This is really an outlier in the history of the CIO, but it also underscores how the bureaucratization that preceded apace during the 1940s hobbles the CIO at the end of that decade. It goes into the anti-communist period greatly diminished. In some ways, the civil war within the labor movement that you see because of the struggles around the left-wing question is really the final act. I don’t want to take too much away though from CIO leaders in the later ’40s. A while ago, I was looking at the 1946 CIO convention records, and it’s remarkable what was on the table and what’s being envisioned in 1946. Universal childcare, education, and health care, and not just for workers who are covered under union contracts. In many ways, that’s the high watermark.

Benjamin Y. Fong

What lessons can we draw from the experience of the PWOC and the CIO for the present moment?

Rick Halpern

Let me draw on the discussion to maybe make three points. The first big lesson is the power of industrial unionism, the power to organize workers across lines of race, gender, and ethnicity. It can yield an organization that can accomplish a great deal because employers have always used those divisions to weaken unions. I think that’s really been the Achilles’s heel of the old AFL craft union model.

Related to that, and perhaps more specific to the case of packinghouse workers in the 1930s and ’40s, is that when workers are empowered on the job, they can get a lot done. They can protect each other, and they can transform what can be a dangerous and degrading work situation into a situation where they can take pride, where they can be protected, and where they can earn a wage that will allow them to retire rather than be carried out of the plant. When they can earn a wage that will allow their kids to go to university, when they can earn a wage that can allow them to enjoy life, that’s pretty important. And I think it’s probably worth saying that a generation of packinghouse workers, thanks to the UPWA, rode these working-class jobs to a very comfortable middle-class lifestyle and tried to extend that to others.

I think the third lesson is that when industrial unionism spills beyond the workplace, when it becomes social unionism, when it begins to address workers’ concerns for equity and acceptance and dignity outside of the workplace, in the community, in the political arena, it’s even more powerful. Again, the UPWA accomplished something pretty remarkable in an era before what we recognize as the Dr King–led civil rights movement.
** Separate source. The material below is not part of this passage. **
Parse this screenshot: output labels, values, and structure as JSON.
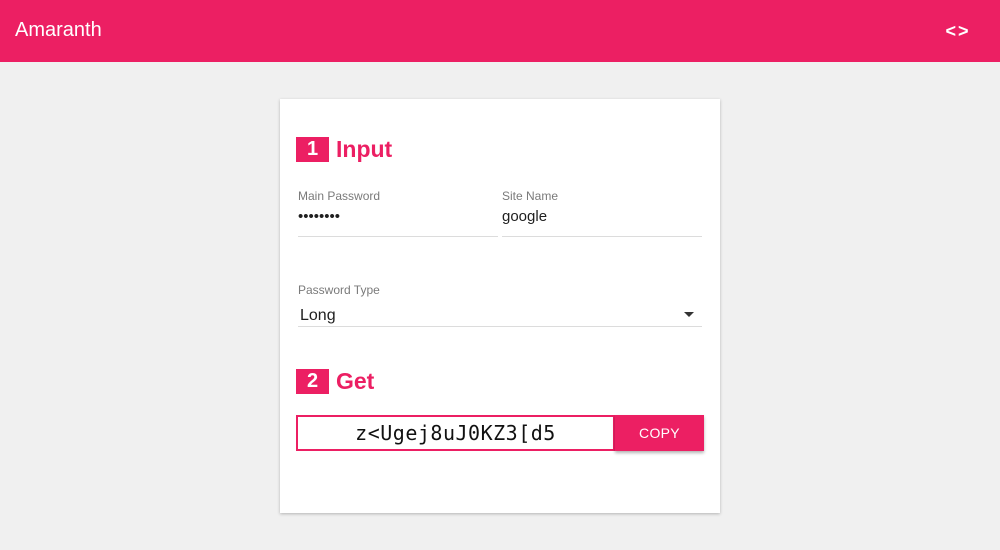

They desegregated not just the plants in Chicago and Kansas City, but the plants in the South. In some cases, this was in violation of local statutes. But they were able to do that, and they were able to bring workers along, farther than they ever thought they were going to go, in building a consciousness of equity and inclusivity.